Celebrating our parents on special days is a relatively recent American tradition that began during the twentieth century. This week on Harmonia, an exploration of the origins or each day with special music specially chosen for Mom and Dad.
The tradition of celebrating Mother’s Day began with a presidential proclamation. On May, 9, 1914, Woodrow Wilson declared it a national holiday. Twenty-four hours earlier Congress had passed a law, which set aside the second Sunday in May specifically for mothers.
Since Mother’s Day is a tradition that does not go back very far in history, we’ve specially chosen music in honor of our mothers.
One tradition that originates with Mother’s Day is the wearing of a carnation. The flower, usually white, symbolizes the purity of love that a mother has for her child. The custom was initiated in 1907 by Anna Jarvis who passed out five hundred carnations to every mother in the congregation of her own mother’s church. The deed was part of her life’s work to have a day that recognized women.
Like Mother’s Day, the day commemorating our fathers was made a national holiday within the 20th Century, albeit decades later. In 1966, President Lyndon Johnson declared Father’s Day to be observed on the third Sunday of June, but it wasn’t officially observed until six years later when Nixon was in office.
Although Father’s Day became a national holiday somewhat late in the 20th Century, the day had actually been celebrated in a less formal manner throughout America since Mother’s Day caught on decades earlier.
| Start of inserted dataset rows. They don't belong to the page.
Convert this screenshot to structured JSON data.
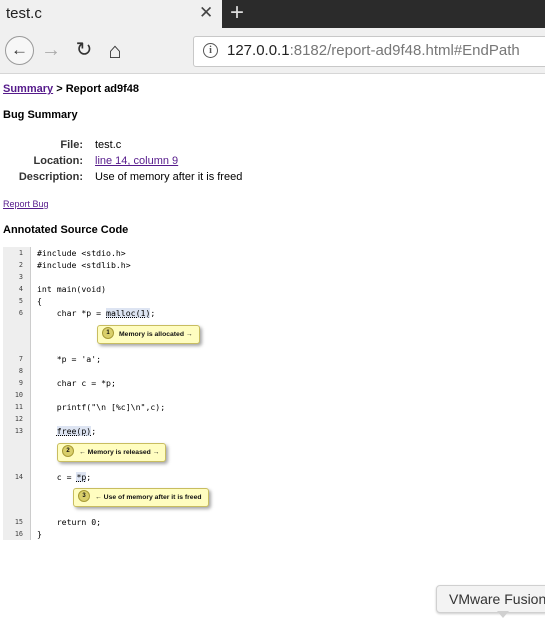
{
  "browser": {
    "tab_title": "test.c",
    "tab_close": "✕",
    "new_tab": "+",
    "back": "←",
    "forward": "→",
    "reload": "↻",
    "home": "⌂",
    "info": "i",
    "url_host": "127.0.0.1",
    "url_rest": ":8182/report-ad9f48.html#EndPath"
  },
  "breadcrumb": {
    "link": "Summary",
    "sep": " > ",
    "current": "Report ad9f48"
  },
  "bug_summary": {
    "heading": "Bug Summary",
    "file_label": "File:",
    "file_value": "test.c",
    "location_label": "Location:",
    "location_value": "line 14, column 9",
    "description_label": "Description:",
    "description_value": "Use of memory after it is freed"
  },
  "report_bug": "Report Bug",
  "annotated_heading": "Annotated Source Code",
  "code_lines": [
    {
      "n": "1",
      "pre": "#include <stdio.h>"
    },
    {
      "n": "2",
      "pre": "#include <stdlib.h>"
    },
    {
      "n": "3",
      "pre": ""
    },
    {
      "n": "4",
      "pre": "int main(void)"
    },
    {
      "n": "5",
      "pre": "{"
    },
    {
      "n": "6",
      "pre": "    char *p = ",
      "mark": "malloc(1)",
      "post": ";"
    },
    {
      "n": "7",
      "pre": "    *p = 'a';"
    },
    {
      "n": "8",
      "pre": ""
    },
    {
      "n": "9",
      "pre": "    char c = *p;"
    },
    {
      "n": "10",
      "pre": ""
    },
    {
      "n": "11",
      "pre": "    printf(\"\\n [%c]\\n\",c);"
    },
    {
      "n": "12",
      "pre": ""
    },
    {
      "n": "13",
      "pre": "    ",
      "mark": "free(p)",
      "post": ";"
    },
    {
      "n": "14",
      "pre": "    c = ",
      "mark": "*p",
      "post": ";"
    },
    {
      "n": "15",
      "pre": "    return 0;"
    },
    {
      "n": "16",
      "pre": "}"
    }
  ],
  "events": [
    {
      "num": "1",
      "text": "Memory is allocated →"
    },
    {
      "num": "2",
      "text": "← Memory is released →"
    },
    {
      "num": "3",
      "text": "← Use of memory after it is freed"
    }
  ],
  "vmware_label": "VMware Fusion",
  "colors": {
    "link": "#551a8b",
    "bubble": "#fffdc0",
    "mark": "#dde4f2"
  }
}
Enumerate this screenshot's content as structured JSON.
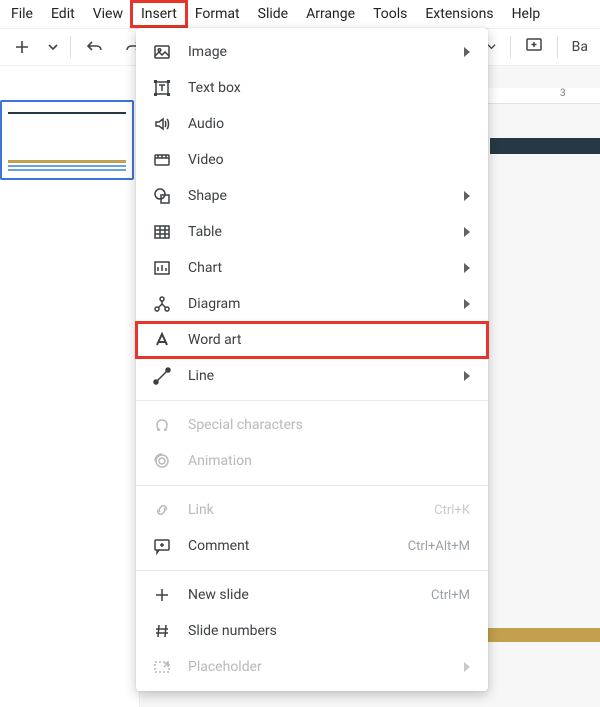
{
  "menubar": {
    "items": [
      "File",
      "Edit",
      "View",
      "Insert",
      "Format",
      "Slide",
      "Arrange",
      "Tools",
      "Extensions",
      "Help"
    ],
    "active_index": 3
  },
  "toolbar": {
    "right_label": "Ba"
  },
  "ruler": {
    "label_3": "3"
  },
  "dropdown": {
    "highlight_index": 10,
    "items": [
      {
        "label": "Image",
        "icon": "image-icon",
        "submenu": true
      },
      {
        "label": "Text box",
        "icon": "textbox-icon"
      },
      {
        "label": "Audio",
        "icon": "audio-icon"
      },
      {
        "label": "Video",
        "icon": "video-icon"
      },
      {
        "label": "Shape",
        "icon": "shape-icon",
        "submenu": true
      },
      {
        "label": "Table",
        "icon": "table-icon",
        "submenu": true
      },
      {
        "label": "Chart",
        "icon": "chart-icon",
        "submenu": true
      },
      {
        "label": "Diagram",
        "icon": "diagram-icon",
        "submenu": true
      },
      {
        "label": "Word art",
        "icon": "wordart-icon"
      },
      {
        "label": "Line",
        "icon": "line-icon",
        "submenu": true
      },
      {
        "label": "Special characters",
        "icon": "omega-icon",
        "disabled": true
      },
      {
        "label": "Animation",
        "icon": "animation-icon",
        "disabled": true
      },
      {
        "label": "Link",
        "icon": "link-icon",
        "shortcut": "Ctrl+K",
        "disabled": true
      },
      {
        "label": "Comment",
        "icon": "comment-icon",
        "shortcut": "Ctrl+Alt+M"
      },
      {
        "label": "New slide",
        "icon": "plus-icon",
        "shortcut": "Ctrl+M"
      },
      {
        "label": "Slide numbers",
        "icon": "hash-icon"
      },
      {
        "label": "Placeholder",
        "icon": "placeholder-icon",
        "submenu": true,
        "disabled": true
      }
    ]
  }
}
First celebrated in West Virginia, the day took place in July and not in June.
Our new release of the week is volume six in fortepianist Ronald Brautigam’s ongoing endeavor to record Beethoven’s complete sonatas.
Here’s a video of a BBC documentary with Ronald Brautigam and the Orchestra of the Enlightenment performing a Mozart piano concerto: